ILS photograph

Boeing-built satellite will create first global high-speed broadband network

ILS photograph The Inmarsat-5 F3 satellite launched Aug. 28 aboard a International Launch Services Proton Breeze M rocket from Baikonur, Kazakhstan. EL SEGUNDO, Calif.–When the third Boeing-built [NYSE: BA] Inmarsat-5 sat...
 
 

Civil Air Patrol joins total force ‘Airmen’

When conducting missions for the Air Force as the official Air Force auxiliary, the Civil Air Patrol is now included in the Air Force’s definition of the total force. CAP has provided 74 years of support to emergency services, aerospace education and cadet programs. In August 2015, the Air Force updated Doctrine Volume 2, “Leadership,”...
 

 

Hurricane Hunters to fly Tropical Storm Erika

The Air Force Reserve Hurricane Hunters are operating out of Homestead Air Reserve Base, Fla., flying their state-of-the-art WC-130J Super Hercules into Tropical Storm Erika in support of the National Hurricane Center in Miami. The 53rd Weather Reconnaissance Squadron flew four missions into the tropical storm from their deployed location at St. Croix in the...
 
 

Pentagon probing alleged distorting of war intelligence

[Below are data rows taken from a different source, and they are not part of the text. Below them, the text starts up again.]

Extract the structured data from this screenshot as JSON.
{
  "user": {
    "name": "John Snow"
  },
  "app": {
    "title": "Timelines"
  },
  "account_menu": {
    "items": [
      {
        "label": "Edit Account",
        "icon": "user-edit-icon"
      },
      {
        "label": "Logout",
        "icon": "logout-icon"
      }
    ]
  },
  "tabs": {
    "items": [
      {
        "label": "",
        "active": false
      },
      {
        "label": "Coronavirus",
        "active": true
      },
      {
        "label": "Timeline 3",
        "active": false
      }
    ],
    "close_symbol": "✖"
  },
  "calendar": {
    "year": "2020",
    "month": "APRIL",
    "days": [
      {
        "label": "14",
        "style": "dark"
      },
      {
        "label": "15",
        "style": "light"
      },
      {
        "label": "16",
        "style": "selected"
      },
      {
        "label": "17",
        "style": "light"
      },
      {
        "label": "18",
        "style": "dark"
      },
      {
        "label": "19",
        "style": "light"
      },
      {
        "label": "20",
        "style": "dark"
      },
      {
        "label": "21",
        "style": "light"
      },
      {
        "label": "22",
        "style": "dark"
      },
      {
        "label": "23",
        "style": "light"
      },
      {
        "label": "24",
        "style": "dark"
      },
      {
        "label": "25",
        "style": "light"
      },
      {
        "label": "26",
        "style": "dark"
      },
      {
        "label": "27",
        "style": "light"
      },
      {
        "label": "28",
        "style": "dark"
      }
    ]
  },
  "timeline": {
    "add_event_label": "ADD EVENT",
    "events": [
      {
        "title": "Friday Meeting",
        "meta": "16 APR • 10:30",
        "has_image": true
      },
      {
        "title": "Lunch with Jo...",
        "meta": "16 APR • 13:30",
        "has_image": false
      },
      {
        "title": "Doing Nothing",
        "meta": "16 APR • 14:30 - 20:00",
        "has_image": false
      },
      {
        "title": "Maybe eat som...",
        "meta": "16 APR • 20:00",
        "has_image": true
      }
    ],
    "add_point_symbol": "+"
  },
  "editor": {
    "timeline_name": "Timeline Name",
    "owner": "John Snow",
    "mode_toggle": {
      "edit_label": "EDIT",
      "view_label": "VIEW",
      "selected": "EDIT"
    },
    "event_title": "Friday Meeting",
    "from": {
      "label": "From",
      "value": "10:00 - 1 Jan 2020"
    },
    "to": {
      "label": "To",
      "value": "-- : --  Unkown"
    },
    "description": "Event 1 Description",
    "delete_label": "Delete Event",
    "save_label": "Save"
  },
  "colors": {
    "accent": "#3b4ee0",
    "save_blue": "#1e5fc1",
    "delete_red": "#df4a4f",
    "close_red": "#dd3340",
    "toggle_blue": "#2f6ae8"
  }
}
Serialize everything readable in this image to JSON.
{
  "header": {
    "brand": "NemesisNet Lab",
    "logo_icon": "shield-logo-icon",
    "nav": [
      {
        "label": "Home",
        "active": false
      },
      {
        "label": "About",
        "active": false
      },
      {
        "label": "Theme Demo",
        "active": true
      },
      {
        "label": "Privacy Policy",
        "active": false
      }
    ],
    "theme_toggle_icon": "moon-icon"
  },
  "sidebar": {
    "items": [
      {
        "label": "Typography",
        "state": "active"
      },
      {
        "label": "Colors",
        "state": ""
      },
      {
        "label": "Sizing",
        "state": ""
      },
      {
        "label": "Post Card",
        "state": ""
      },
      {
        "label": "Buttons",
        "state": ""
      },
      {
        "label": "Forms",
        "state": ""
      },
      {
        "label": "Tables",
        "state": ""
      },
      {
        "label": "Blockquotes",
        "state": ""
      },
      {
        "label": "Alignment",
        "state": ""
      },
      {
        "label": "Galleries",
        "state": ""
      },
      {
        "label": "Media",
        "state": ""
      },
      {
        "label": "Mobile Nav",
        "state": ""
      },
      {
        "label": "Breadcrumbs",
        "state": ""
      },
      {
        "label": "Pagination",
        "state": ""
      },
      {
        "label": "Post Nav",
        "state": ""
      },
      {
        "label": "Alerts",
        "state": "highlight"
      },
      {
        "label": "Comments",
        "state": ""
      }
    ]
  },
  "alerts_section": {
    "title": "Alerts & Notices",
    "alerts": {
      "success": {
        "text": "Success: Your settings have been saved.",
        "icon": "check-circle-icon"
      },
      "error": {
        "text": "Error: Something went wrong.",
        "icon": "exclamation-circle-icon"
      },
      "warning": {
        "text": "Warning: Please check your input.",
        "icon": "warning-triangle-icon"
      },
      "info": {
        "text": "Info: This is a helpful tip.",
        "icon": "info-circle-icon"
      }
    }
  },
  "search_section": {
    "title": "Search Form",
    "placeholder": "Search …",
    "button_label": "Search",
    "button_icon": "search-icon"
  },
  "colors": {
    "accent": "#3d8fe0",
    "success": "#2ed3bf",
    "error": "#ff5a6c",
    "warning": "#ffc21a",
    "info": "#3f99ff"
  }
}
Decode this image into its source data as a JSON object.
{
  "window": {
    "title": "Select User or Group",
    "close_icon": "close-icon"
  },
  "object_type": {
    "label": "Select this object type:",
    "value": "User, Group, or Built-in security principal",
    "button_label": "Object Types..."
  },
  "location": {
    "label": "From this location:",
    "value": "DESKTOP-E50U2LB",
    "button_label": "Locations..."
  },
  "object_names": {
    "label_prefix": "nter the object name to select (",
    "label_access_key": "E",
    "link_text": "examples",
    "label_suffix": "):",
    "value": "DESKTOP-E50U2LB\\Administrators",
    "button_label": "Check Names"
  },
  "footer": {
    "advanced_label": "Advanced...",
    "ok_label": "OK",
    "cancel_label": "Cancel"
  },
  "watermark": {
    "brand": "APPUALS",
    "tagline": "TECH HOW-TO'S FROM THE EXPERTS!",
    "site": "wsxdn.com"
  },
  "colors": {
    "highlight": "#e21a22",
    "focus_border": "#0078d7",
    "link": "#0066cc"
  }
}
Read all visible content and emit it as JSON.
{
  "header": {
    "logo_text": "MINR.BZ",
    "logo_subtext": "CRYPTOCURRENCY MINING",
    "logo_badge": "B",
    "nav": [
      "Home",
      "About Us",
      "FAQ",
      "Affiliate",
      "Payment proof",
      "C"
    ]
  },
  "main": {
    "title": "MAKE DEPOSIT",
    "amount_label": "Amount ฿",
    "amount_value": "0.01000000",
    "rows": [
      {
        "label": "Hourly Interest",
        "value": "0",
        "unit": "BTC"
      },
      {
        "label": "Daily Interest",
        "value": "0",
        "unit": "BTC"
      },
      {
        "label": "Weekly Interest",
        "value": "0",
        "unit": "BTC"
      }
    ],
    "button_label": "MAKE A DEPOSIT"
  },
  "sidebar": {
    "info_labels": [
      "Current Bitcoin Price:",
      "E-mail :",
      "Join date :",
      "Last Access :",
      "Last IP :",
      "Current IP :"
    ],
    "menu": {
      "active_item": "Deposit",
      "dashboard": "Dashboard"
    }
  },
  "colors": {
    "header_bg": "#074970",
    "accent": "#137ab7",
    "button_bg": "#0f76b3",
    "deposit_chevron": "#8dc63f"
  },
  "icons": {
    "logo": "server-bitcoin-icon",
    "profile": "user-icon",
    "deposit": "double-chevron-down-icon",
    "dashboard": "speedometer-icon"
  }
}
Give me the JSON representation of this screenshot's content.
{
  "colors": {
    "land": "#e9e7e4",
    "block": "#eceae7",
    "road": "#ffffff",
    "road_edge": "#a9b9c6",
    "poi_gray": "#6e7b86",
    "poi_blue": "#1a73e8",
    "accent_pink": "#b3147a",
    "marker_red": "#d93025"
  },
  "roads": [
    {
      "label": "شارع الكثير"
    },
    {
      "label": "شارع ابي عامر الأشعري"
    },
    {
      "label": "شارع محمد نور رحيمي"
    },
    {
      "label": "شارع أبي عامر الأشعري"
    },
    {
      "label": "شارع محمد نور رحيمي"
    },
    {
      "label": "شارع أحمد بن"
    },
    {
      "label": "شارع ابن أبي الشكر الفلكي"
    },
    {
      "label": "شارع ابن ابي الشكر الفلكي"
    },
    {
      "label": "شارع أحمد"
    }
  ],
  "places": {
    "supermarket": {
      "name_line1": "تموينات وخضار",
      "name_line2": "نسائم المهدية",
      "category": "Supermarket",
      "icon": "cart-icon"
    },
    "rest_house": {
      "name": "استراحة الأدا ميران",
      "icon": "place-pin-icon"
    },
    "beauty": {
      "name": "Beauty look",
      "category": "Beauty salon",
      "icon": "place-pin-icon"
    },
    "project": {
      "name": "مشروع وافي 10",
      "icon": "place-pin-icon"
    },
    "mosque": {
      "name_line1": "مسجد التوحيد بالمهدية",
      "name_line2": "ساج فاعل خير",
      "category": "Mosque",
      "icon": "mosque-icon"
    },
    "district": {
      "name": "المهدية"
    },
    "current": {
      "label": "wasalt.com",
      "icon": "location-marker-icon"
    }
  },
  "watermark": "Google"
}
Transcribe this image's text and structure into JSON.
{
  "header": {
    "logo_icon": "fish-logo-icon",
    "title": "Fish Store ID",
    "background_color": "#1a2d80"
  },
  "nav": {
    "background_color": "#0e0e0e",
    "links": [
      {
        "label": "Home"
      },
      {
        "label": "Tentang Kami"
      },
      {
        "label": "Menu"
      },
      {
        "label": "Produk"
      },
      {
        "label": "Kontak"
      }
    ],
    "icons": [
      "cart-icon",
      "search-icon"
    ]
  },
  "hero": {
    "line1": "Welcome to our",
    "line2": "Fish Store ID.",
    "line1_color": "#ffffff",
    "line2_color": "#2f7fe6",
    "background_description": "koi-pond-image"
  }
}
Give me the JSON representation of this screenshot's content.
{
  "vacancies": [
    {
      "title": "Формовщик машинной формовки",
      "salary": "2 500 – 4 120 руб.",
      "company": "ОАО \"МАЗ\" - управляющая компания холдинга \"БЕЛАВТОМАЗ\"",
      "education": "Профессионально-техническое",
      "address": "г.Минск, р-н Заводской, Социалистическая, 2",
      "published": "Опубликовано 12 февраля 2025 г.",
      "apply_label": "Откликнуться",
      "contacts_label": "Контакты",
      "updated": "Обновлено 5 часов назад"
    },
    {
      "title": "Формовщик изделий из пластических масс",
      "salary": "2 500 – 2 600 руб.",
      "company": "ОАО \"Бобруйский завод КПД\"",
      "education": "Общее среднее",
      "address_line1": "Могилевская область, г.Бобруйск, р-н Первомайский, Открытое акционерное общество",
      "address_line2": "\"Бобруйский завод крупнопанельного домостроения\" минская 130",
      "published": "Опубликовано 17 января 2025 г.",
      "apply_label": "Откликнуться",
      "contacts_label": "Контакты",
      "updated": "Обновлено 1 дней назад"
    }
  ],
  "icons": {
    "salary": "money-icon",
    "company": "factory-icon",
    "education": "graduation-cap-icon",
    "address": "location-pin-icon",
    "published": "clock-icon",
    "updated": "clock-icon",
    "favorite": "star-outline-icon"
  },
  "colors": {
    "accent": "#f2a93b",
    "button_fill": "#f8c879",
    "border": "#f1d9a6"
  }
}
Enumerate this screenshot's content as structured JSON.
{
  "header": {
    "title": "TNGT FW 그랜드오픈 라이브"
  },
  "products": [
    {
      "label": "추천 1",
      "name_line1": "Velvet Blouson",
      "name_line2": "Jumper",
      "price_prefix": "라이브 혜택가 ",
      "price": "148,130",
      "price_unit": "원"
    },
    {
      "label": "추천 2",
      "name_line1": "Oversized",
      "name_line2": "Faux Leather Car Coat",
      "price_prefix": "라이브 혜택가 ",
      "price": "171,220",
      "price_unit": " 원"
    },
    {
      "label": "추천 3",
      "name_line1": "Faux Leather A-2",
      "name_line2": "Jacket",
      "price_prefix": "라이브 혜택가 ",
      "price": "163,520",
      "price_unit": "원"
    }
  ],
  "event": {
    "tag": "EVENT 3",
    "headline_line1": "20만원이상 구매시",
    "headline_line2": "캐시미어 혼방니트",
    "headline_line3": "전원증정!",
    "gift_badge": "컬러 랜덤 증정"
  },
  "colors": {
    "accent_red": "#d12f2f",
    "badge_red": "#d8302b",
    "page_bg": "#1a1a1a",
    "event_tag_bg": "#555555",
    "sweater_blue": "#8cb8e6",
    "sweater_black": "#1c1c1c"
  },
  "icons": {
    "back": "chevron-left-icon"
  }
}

The Pentagon’s inspector general is investigating an allegation that the military command overseeing the anti-Islamic State campaign distorted or altered intelligence assessments to exaggerate progress against the militant group, a defense official said Aug. 26. The official was not authorized to discuss the probe publicly and so spoke on condition of anonymity. The investigation was...
 
 
LM-C130

U.S. Air Force receives additional MC-130J Commando II

MARIETTA, Ga., Aug. 27, 2015 – A crew from the U.S. Air Force Aug. 27 ferried a new MC-130J Commando II aircraft assigned to Air Force Special Operations Command to Cannon Air Force Base, N.., from the Lockheed Martin facilit...
 




0 Comments


Be the first to comment!


Leave a Reply

Your email address will not be published. Required fields are marked *

You may use these HTML tags and attributes: <a href="" title=""> <abbr title=""> <acronym title=""> <b> <blockquote cite=""> <cite> <code> <del datetime=""> <em> <i> <q cite=""> <s> <strike> <strong>